* _How to complete this task_:
Each entry below must appear in the output exactly as written.

= = = = = = =

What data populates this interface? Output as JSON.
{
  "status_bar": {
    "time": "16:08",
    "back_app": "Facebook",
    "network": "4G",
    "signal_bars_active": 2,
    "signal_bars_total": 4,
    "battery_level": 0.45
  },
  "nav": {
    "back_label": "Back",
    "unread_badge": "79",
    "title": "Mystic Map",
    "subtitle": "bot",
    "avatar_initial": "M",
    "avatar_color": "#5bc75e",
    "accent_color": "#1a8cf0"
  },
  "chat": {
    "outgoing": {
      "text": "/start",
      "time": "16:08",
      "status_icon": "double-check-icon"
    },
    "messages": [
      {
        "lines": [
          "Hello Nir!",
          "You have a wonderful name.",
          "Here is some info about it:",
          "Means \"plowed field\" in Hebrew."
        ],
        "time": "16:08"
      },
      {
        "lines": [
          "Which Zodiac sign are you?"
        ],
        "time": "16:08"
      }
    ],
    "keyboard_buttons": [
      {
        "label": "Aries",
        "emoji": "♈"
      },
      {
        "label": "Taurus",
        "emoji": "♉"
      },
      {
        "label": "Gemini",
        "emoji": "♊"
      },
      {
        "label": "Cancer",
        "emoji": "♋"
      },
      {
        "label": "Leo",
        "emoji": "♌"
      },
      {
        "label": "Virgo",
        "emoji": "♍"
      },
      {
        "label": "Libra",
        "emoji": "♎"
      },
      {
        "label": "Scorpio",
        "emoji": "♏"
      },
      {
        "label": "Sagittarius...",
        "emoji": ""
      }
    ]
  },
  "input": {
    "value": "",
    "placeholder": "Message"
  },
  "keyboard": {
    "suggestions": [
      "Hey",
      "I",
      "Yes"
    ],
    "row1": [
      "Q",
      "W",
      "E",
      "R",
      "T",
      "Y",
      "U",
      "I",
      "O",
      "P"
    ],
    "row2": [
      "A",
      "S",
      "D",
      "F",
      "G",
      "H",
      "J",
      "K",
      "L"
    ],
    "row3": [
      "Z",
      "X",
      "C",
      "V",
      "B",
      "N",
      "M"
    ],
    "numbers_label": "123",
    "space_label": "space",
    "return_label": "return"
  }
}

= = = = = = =

* _Problem solution_:
What data populates this interface? Output as JSON.
{
  "status_bar": {
    "time": "16:08",
    "back_app": "Facebook",
    "network": "4G",
    "signal_bars_active": 2,
    "signal_bars_total": 4,
    "battery_level": 0.45
  },
  "nav": {
    "back_label": "Back",
    "unread_badge": "79",
    "title": "Mystic Map",
    "subtitle": "bot",
    "avatar_initial": "M",
    "avatar_color": "#5bc75e",
    "accent_color": "#1a8cf0"
  },
  "chat": {
    "outgoing": {
      "text": "/start",
      "time": "16:08",
      "status_icon": "double-check-icon"
    },
    "messages": [
      {
        "lines": [
          "Hello Nir!",
          "You have a wonderful name.",
          "Here is some info about it:",
          "Means \"plowed field\" in Hebrew."
        ],
        "time": "16:08"
      },
      {
        "lines": [
          "Which Zodiac sign are you?"
        ],
        "time": "16:08"
      }
    ],
    "keyboard_buttons": [
      {
        "label": "Aries",
        "emoji": "♈"
      },
      {
        "label": "Taurus",
        "emoji": "♉"
      },
      {
        "label": "Gemini",
        "emoji": "♊"
      },
      {
        "label": "Cancer",
        "emoji": "♋"
      },
      {
        "label": "Leo",
        "emoji": "♌"
      },
      {
        "label": "Virgo",
        "emoji": "♍"
      },
      {
        "label": "Libra",
        "emoji": "♎"
      },
      {
        "label": "Scorpio",
        "emoji": "♏"
      },
      {
        "label": "Sagittarius...",
        "emoji": ""
      }
    ]
  },
  "input": {
    "value": "",
    "placeholder": "Message"
  },
  "keyboard": {
    "suggestions": [
      "Hey",
      "I",
      "Yes"
    ],
    "row1": [
      "Q",
      "W",
      "E",
      "R",
      "T",
      "Y",
      "U",
      "I",
      "O",
      "P"
    ],
    "row2": [
      "A",
      "S",
      "D",
      "F",
      "G",
      "H",
      "J",
      "K",
      "L"
    ],
    "row3": [
      "Z",
      "X",
      "C",
      "V",
      "B",
      "N",
      "M"
    ],
    "numbers_label": "123",
    "space_label": "space",
    "return_label": "return"
  }
}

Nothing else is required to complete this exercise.